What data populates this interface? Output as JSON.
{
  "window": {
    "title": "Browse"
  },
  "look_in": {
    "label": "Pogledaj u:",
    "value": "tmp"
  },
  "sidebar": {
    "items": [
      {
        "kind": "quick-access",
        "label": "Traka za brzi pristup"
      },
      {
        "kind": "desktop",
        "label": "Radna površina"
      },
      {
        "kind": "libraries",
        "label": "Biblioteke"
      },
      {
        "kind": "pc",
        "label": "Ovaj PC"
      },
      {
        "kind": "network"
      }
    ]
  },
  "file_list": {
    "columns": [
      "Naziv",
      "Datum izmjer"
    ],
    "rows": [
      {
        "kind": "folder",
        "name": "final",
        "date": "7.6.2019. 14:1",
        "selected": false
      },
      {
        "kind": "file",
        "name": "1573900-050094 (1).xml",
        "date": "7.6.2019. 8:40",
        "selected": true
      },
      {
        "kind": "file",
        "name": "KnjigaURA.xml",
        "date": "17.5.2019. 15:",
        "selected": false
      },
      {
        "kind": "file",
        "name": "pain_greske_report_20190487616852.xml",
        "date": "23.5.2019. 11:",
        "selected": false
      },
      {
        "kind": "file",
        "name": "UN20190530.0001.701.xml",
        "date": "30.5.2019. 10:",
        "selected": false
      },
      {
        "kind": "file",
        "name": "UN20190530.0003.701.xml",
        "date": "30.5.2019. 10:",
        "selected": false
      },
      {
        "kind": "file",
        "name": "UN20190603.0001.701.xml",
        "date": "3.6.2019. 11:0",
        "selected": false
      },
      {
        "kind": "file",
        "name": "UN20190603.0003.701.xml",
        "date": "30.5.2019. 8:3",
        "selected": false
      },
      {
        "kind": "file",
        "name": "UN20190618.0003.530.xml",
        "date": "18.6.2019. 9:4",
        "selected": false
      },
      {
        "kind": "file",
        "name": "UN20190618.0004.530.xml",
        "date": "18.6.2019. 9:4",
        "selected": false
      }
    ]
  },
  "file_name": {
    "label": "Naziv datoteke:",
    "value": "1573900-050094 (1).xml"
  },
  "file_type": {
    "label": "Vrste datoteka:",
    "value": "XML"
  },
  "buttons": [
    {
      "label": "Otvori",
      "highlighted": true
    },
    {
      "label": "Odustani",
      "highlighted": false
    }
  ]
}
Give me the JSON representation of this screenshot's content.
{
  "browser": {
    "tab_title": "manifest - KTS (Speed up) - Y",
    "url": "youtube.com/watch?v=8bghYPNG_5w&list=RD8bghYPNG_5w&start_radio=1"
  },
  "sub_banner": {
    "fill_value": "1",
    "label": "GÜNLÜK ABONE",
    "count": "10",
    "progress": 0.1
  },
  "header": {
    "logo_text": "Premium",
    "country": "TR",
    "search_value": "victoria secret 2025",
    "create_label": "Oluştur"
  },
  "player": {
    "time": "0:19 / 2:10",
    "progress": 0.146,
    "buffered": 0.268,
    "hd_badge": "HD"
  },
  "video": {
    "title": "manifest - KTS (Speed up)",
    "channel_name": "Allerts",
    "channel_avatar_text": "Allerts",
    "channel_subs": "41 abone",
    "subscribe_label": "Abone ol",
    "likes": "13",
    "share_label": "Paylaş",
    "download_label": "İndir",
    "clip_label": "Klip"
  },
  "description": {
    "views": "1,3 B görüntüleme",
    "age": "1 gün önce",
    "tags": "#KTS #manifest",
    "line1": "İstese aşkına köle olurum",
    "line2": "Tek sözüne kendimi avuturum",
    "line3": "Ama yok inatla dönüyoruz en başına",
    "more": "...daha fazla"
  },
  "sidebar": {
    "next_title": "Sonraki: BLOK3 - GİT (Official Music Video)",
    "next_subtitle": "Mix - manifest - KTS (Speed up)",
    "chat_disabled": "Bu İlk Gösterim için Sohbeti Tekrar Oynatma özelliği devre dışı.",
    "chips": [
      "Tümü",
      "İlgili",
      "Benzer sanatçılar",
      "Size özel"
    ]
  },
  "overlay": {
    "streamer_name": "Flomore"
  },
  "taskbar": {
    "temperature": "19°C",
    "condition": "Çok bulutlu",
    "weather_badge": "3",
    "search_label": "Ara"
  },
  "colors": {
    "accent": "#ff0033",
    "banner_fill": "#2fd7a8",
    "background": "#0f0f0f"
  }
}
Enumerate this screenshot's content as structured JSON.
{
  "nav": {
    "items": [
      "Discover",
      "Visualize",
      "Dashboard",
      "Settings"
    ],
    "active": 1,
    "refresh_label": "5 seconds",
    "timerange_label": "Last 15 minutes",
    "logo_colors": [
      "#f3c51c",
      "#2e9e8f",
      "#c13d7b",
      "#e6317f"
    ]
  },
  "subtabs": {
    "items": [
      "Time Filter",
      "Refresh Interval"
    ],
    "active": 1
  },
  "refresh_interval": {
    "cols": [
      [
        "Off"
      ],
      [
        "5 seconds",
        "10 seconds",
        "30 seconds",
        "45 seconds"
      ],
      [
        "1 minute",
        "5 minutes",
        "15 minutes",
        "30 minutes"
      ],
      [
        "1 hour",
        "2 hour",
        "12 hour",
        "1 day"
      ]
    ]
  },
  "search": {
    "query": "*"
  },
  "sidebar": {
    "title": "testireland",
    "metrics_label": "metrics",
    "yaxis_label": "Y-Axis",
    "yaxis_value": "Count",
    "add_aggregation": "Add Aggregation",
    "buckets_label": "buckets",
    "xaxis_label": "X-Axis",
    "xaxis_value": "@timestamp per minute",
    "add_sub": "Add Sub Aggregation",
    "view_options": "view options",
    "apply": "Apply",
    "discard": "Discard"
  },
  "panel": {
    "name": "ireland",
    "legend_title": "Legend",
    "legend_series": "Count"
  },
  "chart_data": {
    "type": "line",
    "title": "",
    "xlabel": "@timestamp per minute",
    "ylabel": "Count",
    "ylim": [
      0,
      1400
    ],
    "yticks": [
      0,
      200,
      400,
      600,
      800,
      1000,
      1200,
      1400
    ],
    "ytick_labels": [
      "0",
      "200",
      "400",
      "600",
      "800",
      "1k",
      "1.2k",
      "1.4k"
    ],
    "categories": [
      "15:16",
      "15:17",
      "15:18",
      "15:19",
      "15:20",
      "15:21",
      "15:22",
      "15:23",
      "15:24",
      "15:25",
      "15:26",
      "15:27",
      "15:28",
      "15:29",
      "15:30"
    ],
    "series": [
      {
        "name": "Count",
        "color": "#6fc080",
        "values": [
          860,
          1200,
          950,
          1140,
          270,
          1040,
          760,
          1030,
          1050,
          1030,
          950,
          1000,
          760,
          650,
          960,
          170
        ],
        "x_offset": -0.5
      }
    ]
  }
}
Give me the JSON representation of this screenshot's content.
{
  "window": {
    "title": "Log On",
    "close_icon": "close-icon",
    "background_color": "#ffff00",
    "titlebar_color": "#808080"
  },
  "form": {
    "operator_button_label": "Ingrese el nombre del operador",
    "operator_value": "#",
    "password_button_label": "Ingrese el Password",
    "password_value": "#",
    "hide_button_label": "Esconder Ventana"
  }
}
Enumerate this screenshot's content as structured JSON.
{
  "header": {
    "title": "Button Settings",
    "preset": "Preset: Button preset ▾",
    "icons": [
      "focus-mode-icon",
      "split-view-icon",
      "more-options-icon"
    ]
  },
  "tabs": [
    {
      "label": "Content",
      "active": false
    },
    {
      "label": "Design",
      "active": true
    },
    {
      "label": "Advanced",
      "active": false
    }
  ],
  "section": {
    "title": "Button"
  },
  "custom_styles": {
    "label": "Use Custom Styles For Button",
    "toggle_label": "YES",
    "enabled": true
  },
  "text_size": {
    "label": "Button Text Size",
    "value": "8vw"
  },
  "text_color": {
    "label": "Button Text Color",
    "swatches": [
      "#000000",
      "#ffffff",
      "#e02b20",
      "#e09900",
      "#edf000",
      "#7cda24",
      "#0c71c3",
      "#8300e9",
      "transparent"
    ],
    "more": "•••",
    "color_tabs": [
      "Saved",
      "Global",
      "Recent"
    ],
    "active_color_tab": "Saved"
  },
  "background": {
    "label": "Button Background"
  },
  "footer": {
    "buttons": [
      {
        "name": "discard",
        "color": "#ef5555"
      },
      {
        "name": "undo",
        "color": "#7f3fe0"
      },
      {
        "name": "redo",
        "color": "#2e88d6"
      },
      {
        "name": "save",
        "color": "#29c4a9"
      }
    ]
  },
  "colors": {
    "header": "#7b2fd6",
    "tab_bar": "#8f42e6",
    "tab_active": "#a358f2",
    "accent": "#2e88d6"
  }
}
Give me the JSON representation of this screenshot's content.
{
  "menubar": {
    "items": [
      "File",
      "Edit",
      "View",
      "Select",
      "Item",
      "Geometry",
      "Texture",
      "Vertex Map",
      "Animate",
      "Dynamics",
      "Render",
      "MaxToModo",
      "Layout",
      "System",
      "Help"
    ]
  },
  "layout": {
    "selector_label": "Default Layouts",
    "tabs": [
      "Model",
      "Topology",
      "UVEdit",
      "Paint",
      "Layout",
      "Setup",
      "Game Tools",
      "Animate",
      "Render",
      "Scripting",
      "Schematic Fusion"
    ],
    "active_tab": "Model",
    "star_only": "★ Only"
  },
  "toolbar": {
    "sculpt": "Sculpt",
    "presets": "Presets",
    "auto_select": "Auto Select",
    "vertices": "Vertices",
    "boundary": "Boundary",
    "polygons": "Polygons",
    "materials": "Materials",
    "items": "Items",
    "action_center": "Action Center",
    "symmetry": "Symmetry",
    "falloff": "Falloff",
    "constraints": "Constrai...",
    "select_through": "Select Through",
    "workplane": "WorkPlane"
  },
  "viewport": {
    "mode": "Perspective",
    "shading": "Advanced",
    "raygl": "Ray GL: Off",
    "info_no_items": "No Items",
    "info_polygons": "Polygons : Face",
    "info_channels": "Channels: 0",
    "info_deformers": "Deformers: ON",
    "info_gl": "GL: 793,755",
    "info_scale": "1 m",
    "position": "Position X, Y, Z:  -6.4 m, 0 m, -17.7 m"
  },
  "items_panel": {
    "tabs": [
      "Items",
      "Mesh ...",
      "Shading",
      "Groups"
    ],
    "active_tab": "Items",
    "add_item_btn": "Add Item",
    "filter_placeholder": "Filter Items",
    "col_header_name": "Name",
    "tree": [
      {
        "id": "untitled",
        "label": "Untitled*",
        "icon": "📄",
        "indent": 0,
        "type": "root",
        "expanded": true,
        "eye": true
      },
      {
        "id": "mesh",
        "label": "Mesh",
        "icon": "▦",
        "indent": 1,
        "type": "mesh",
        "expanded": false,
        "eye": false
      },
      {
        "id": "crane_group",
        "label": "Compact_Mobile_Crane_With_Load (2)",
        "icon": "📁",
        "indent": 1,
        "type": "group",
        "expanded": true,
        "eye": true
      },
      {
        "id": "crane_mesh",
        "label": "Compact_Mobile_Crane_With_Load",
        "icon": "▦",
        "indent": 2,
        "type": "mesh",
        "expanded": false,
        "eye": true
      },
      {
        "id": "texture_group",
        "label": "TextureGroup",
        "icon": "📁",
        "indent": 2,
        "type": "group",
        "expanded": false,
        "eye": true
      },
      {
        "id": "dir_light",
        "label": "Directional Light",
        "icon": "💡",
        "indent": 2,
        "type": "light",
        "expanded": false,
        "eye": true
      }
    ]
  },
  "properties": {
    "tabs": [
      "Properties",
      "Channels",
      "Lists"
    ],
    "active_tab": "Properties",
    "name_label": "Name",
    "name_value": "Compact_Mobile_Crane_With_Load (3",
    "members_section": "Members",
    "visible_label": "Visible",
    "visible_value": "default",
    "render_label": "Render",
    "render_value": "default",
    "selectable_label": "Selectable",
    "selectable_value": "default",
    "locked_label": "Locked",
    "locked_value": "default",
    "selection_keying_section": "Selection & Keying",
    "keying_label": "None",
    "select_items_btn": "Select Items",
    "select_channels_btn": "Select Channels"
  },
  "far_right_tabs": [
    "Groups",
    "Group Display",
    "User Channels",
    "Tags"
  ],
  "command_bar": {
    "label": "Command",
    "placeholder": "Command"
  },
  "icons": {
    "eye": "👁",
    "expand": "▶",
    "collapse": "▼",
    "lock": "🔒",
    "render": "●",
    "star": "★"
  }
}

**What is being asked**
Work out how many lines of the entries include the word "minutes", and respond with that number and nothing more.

**Expected answer**
4